Extracted data entries
—————

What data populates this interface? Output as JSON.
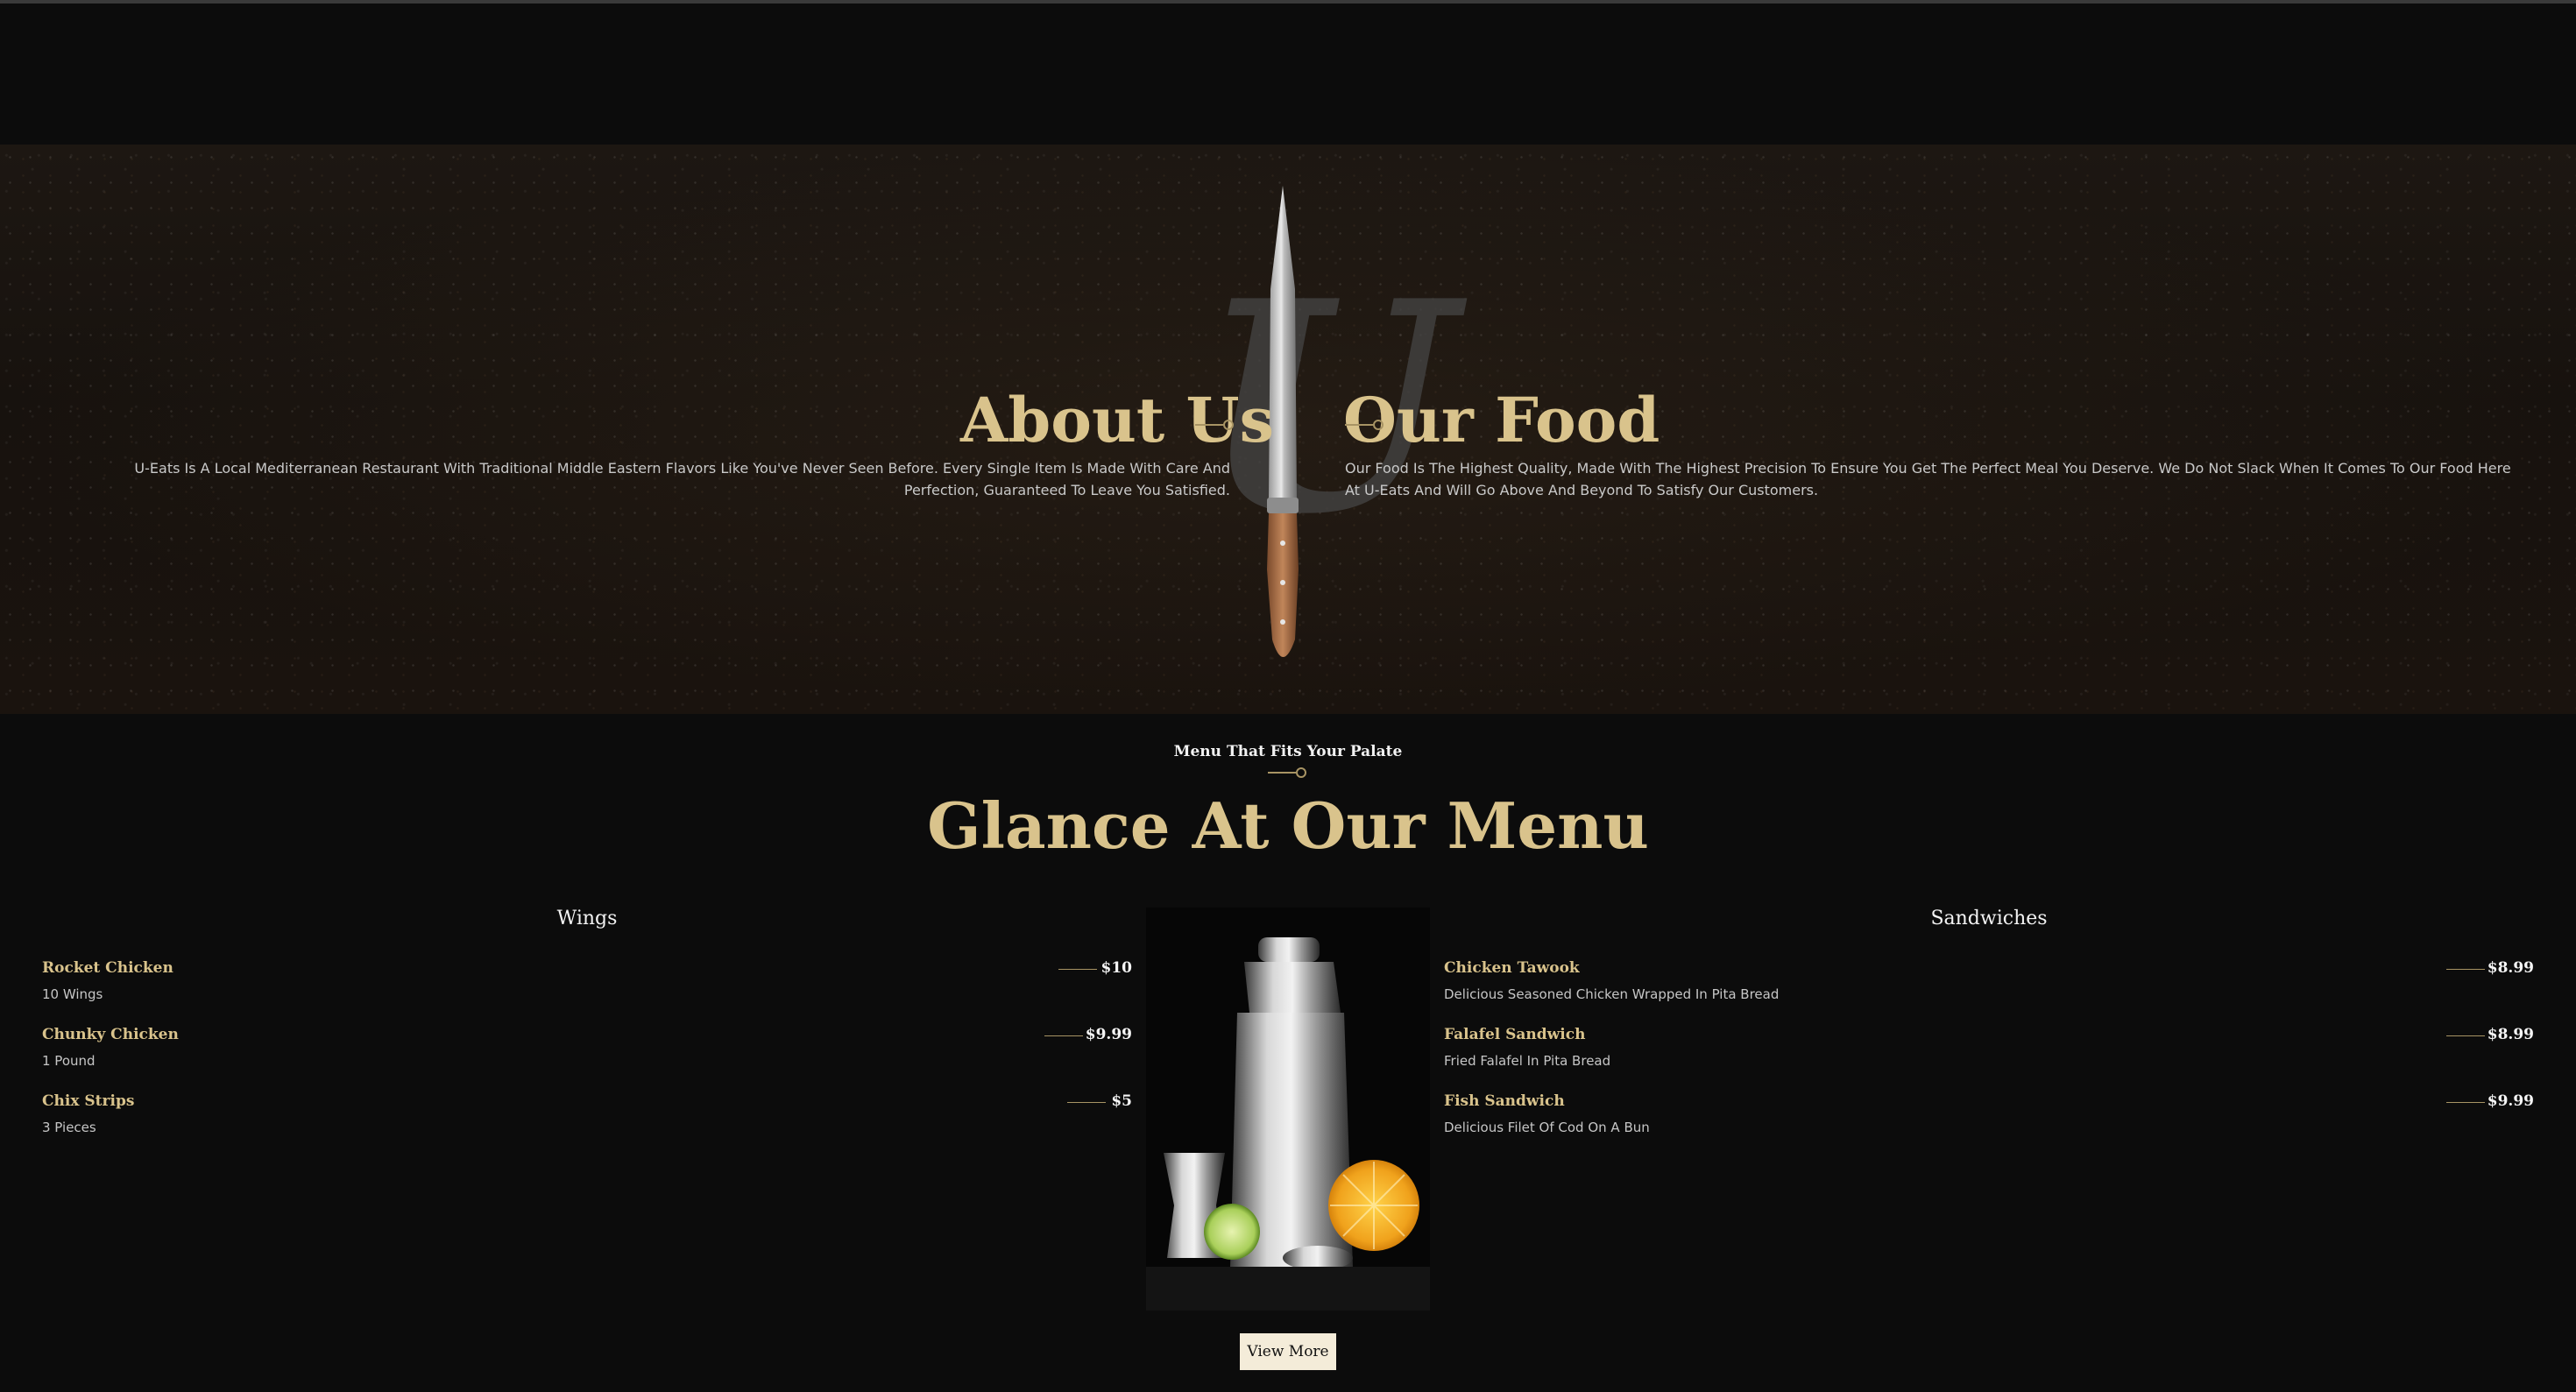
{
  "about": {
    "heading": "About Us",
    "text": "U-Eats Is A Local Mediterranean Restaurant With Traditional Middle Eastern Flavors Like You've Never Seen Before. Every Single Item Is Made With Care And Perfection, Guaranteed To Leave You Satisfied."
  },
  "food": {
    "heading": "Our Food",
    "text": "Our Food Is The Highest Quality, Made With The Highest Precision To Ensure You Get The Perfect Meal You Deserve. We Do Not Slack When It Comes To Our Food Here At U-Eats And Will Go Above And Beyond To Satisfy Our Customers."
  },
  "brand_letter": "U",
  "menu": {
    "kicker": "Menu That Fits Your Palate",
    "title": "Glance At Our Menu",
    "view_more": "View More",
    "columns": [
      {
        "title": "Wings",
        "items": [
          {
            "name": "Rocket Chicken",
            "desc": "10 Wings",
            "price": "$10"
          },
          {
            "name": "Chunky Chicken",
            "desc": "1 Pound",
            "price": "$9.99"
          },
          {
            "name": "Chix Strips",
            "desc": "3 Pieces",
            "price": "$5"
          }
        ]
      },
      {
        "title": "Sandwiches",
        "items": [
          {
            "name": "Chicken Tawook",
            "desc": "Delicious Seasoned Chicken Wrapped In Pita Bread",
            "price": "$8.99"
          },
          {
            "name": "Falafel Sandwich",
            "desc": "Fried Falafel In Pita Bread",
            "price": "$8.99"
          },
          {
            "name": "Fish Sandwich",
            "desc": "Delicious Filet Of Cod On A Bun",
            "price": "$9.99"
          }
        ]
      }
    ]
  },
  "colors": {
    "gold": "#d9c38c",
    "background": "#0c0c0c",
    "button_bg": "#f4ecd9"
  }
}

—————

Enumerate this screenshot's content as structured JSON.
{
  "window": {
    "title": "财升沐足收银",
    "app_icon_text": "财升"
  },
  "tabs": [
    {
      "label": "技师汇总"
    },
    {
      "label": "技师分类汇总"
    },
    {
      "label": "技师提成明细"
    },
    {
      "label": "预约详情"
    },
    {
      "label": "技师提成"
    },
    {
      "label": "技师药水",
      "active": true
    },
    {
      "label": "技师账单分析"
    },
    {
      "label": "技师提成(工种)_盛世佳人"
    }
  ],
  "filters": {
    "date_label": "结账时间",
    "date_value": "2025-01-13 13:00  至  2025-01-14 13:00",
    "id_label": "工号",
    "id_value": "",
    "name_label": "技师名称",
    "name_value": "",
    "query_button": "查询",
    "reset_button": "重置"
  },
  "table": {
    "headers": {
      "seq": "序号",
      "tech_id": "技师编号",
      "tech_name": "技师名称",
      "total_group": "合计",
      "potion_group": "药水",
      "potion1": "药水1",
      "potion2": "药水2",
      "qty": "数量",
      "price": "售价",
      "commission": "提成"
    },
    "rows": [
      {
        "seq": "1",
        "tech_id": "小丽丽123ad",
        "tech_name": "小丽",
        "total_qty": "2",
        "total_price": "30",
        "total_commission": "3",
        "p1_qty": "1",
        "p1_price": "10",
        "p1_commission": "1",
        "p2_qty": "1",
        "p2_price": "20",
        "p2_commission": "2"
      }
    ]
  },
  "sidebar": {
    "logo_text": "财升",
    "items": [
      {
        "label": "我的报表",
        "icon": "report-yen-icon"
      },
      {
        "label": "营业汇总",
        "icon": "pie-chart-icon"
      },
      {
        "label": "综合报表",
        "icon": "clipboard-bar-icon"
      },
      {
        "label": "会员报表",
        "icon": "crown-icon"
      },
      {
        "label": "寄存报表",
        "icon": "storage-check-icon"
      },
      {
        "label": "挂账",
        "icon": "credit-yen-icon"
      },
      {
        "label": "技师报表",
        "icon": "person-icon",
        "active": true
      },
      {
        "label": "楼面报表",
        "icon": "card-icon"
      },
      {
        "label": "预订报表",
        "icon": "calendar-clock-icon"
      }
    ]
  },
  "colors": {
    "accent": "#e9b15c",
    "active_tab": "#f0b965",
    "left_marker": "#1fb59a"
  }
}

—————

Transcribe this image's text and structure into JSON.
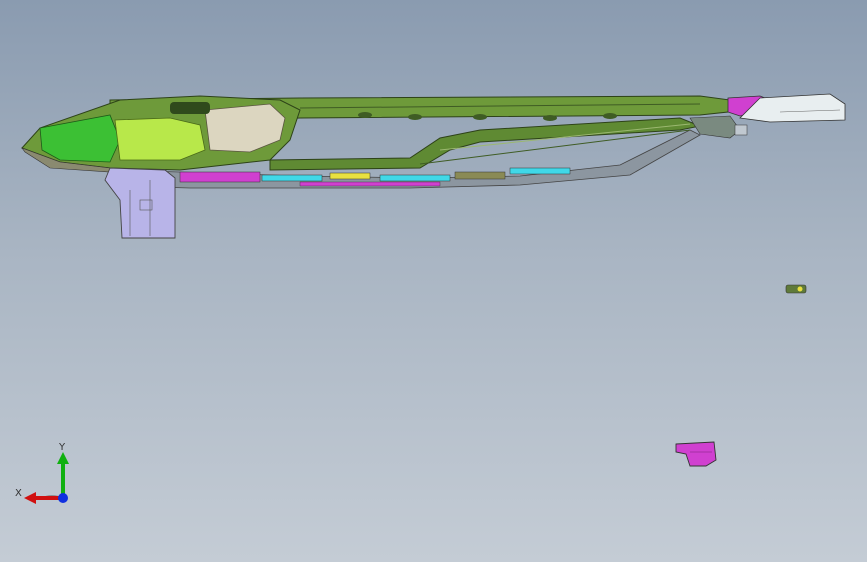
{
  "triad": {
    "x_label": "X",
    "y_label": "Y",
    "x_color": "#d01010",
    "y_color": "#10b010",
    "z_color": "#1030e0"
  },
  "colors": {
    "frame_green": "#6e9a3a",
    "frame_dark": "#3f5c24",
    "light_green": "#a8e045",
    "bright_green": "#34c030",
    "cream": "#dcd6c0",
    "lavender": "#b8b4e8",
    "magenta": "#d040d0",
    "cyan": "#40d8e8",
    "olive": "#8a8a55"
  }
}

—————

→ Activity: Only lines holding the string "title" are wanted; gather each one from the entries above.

→ Answer for this exercise:
    "title": "Glance At Our Menu",
        "title": "Wings",
        "title": "Sandwiches",
    "title": "财升沐足收银",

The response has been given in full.